In today’s litigious society, complaints of workplace bullying and harassment are on the rise. Harassment allegations must never be taken lightly, and any behavior that creates a toxic work environment should be addressed. However, not all harassing behavior creates a legally actionable offense.
Having a clear understanding of your legal rights and responsibilities as an employer is your first step to effectively addressing inappropriate workplace behavior.
Understanding Sexual Harassment
Title VII of the Civil Rights Act of 1964 prohibits sexual harassment of employees or applicants for employment. This covers an array of actions including:
- Unwelcome sexual advances
- Physical harassment that is sexual in nature
- Verbal comments that are sexual in nature
- Requests for sexual favors
- Being fired or demoted due to gender
- Offensive remarks about people of a certain gender
If incidents are isolated or considered simple teasing, there may not be a problem. Sexual harassment becomes an issue when it’s frequent or the person subjected to the behavior feels it creates an offensive or hostile work environment.
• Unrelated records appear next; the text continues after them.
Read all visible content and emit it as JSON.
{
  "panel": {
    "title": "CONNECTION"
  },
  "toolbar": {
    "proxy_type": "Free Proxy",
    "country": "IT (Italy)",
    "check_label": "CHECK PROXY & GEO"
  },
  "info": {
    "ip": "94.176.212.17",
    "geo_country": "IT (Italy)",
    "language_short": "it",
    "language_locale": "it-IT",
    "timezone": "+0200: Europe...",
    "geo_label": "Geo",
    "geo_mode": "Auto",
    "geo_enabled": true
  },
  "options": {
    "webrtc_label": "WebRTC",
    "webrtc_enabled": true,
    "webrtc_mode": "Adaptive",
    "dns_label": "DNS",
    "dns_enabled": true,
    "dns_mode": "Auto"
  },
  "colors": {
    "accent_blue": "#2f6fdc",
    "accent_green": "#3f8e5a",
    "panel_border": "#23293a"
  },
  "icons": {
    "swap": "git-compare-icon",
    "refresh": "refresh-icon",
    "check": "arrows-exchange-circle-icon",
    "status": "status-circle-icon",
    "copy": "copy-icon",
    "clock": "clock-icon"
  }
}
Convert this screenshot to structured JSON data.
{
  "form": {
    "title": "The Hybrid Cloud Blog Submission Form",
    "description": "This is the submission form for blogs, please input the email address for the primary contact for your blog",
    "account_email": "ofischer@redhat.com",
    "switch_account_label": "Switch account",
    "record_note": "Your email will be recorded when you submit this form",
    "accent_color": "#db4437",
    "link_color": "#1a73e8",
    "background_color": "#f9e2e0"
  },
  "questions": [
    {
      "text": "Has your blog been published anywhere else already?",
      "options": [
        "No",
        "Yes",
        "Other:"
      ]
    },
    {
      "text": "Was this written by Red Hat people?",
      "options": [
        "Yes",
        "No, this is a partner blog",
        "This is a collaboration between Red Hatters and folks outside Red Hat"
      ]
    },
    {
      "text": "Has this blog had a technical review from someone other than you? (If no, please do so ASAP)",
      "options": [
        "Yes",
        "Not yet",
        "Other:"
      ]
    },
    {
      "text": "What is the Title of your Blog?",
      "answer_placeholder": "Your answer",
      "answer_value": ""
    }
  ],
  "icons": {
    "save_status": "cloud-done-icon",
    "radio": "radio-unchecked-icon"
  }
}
Sexual harassment can come from someone of the same or opposite sex and victims can be of either gender. Anybody within a company can be a harasser or a victim, including employers, supervisors, co-workers, subordinates, clients, and customers.
When sexual harassment occurs in the workplace, employers can be held legally liable for failing to stop or prevent the behavior. In most cases, the individual responsible for the harassment is not subject to any legal penalties.
Bullying in the workplace may include behaviors like demeaning an employee or coworker, shouting, making threatening gestures, and other inappropriate and rude actions. While certainly not a recipe for a successful business practice, these behaviors aren’t currently prohibited by law.
This has been coined as the “equal opportunity jerk” theory. A boss or coworker can bully all employees with inappropriate behaviors and there is no legal standing for retribution as long as the behavior remains gender-neutral. Even if an individual employee is singled out and bullied, there is currently no legal recourse unless it was based on gender or sexual in nature.
With the absence of Federal laws governing non-sexual inappropriate workplace behavior, some states are taking steps to pass legislation to address the matter. The state of Massachusetts is leading the way with Senate Bill 1013. This bill would prohibit general workplace bullying that is severe enough to negatively impact a victim’s physical or mental health.
If the bill is passed, it’s likely that other states may follow suit. Employers should keep an eye out for law changes in all states where business is conducted.
When it comes to best practices for your business, this is a case where just because you can, it doesn’t mean you should. There are many reasons why any type of toxic behavior should be prohibited in the workplace. However, understanding the laws can help you avoid unwarranted threats and appropriately deal with problems on a case-by-case basis.
There are some circumstances where a zero-tolerance policy is necessary. Other times, you may have the option to counsel the offender and work towards mandated behavior changes. Having this flexibility will allow you make the best decisions for your long-term business success.